Editor: Tell us about the transportation network.
Markell: We have all the pieces of an excellent transportation system. We've got I-95, the most important road on the east coast, which runs right through Delaware. We are on the Amtrak line; we've got New Castle County Airport, which is a great little airport, and we're half an hour from the Philadelphia International Airport. And then there is our port which completes the picture of Delaware as a preeminent transportation hub. We handle fruit from Chile. We've handled cars over the years from a number of different suppliers.
Editor: What about the tax climate?
Markell: Delaware is regarded as the third most attractive state in the country in terms of the tax burden.
We have also made great progress in reducing the top personal income tax rate. It is now only 5.95%. We are one of only a handful of states in the country with no sales tax. The overall tax situation is very attractive. Real estate taxes are very low.
Editor: What about the quality of life?
Markell: Delaware has great natural resources. We have a lot of nice outdoor spaces to enjoy, but there are still plenty of places, particularly near our urban centers, where foreign companies would find it very attractive to build.
Editor: What does Delaware need to do to stay competitive?
Markell: I think there's a lot we can do. We need to become more attractive to smaller businesses and entrepreneurs; we need to attract more venture capital and to be ever-nimble; we need to be proactive and not responsive. We need to put ourselves into the shoes of the people who are creating the jobs and the prosperity in the first place.
Editor: What do you think is the biggest national problem challenging Delaware?
Markell: Obviously every state is very much affected by what goes on with the national economy.
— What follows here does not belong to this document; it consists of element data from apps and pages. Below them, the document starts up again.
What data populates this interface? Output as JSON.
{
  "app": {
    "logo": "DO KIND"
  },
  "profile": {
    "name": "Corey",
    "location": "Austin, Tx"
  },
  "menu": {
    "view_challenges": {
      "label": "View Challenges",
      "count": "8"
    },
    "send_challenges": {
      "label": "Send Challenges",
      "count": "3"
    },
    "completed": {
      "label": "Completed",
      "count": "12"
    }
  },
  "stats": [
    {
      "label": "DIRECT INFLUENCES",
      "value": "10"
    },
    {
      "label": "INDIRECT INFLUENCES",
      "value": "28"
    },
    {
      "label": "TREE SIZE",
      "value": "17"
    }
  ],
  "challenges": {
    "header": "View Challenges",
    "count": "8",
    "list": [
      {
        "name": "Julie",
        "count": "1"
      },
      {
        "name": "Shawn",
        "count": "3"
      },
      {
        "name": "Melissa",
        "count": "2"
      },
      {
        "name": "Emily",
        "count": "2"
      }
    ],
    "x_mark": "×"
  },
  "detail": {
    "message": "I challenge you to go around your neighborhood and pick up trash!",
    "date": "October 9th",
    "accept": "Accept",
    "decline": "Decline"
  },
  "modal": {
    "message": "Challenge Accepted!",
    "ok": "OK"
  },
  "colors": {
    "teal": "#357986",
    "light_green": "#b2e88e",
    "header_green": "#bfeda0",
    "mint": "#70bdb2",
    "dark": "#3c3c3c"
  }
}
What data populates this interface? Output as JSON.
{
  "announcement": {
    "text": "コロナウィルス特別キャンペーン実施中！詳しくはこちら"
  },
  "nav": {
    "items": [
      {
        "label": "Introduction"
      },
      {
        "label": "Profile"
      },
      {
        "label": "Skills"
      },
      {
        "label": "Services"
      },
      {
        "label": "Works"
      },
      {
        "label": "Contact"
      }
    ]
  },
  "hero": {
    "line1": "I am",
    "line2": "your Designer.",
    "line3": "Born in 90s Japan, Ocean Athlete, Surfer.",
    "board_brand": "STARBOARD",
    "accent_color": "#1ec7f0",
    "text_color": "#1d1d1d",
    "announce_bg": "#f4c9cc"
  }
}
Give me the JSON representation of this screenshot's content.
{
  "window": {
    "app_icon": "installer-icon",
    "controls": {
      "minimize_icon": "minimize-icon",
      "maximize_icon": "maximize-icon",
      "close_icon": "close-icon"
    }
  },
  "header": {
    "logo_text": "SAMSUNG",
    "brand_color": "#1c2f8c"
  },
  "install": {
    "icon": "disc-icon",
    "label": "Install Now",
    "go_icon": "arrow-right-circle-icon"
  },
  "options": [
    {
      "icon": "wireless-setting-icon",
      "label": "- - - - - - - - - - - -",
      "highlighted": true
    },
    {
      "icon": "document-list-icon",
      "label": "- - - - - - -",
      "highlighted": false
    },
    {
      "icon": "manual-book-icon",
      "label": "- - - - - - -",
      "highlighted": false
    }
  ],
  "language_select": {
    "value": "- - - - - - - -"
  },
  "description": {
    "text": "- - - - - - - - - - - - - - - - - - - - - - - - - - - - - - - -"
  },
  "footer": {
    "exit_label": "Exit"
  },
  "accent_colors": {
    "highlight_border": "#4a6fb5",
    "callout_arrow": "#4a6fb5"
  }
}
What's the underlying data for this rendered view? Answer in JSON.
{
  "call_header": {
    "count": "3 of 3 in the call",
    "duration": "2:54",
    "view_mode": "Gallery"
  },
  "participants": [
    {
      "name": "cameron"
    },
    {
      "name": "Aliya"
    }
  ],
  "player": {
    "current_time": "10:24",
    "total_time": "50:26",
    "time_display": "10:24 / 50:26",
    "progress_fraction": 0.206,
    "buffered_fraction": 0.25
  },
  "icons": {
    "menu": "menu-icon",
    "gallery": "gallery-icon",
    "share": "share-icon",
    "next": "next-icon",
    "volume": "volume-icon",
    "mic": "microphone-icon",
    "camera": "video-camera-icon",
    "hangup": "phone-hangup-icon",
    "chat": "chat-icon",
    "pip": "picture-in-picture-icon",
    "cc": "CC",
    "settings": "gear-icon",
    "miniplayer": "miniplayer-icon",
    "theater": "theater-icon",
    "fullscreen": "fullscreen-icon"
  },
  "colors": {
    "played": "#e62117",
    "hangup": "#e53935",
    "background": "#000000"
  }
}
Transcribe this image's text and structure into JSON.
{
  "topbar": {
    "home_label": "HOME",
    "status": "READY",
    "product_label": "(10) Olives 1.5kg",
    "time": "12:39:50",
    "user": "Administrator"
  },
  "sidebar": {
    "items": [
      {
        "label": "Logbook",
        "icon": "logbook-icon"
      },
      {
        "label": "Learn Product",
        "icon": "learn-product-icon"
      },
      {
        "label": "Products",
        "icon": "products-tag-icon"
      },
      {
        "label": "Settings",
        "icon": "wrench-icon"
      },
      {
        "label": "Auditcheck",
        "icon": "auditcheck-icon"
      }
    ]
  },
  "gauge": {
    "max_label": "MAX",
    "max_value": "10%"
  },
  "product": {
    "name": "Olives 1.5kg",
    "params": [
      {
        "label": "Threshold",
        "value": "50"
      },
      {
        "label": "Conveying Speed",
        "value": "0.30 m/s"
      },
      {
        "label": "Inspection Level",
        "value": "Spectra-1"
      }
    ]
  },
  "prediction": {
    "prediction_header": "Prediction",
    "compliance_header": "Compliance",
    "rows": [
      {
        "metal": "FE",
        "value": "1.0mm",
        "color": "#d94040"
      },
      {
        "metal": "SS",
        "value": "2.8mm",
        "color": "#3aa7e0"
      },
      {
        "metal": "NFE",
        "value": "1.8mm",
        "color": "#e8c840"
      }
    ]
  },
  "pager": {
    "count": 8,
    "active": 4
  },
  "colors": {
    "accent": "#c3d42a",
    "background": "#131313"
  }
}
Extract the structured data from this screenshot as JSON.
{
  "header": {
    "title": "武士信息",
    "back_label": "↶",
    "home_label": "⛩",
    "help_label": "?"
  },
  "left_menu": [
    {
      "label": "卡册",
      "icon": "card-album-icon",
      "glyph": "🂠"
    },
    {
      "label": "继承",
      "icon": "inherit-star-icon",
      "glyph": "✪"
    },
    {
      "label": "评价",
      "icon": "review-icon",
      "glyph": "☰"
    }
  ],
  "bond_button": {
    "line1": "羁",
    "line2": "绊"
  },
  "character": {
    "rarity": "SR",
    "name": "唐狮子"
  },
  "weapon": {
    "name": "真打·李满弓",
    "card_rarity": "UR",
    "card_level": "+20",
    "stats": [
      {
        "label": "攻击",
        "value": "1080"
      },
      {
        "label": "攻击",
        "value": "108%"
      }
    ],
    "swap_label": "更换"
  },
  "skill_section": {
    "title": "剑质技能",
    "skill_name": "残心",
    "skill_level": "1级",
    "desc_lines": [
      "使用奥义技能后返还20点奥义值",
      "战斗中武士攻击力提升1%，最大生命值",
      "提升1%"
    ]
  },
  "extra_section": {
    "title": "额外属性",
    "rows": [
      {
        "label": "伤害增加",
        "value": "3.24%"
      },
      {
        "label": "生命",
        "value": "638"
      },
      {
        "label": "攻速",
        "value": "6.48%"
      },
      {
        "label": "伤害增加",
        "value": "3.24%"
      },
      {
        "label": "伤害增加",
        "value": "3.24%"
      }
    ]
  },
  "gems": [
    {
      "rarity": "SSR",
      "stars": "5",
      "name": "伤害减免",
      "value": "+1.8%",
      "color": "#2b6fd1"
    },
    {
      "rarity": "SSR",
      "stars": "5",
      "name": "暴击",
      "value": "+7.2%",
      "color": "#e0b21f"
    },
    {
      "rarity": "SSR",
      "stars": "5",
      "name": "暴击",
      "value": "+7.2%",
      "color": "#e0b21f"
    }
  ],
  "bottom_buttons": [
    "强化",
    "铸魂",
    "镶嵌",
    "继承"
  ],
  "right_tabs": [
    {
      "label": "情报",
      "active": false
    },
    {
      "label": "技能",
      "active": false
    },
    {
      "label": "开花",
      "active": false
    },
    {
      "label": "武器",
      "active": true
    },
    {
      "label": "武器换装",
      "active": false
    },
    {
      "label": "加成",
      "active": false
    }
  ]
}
The more strongly the national economy performs, the better it will be for Delaware.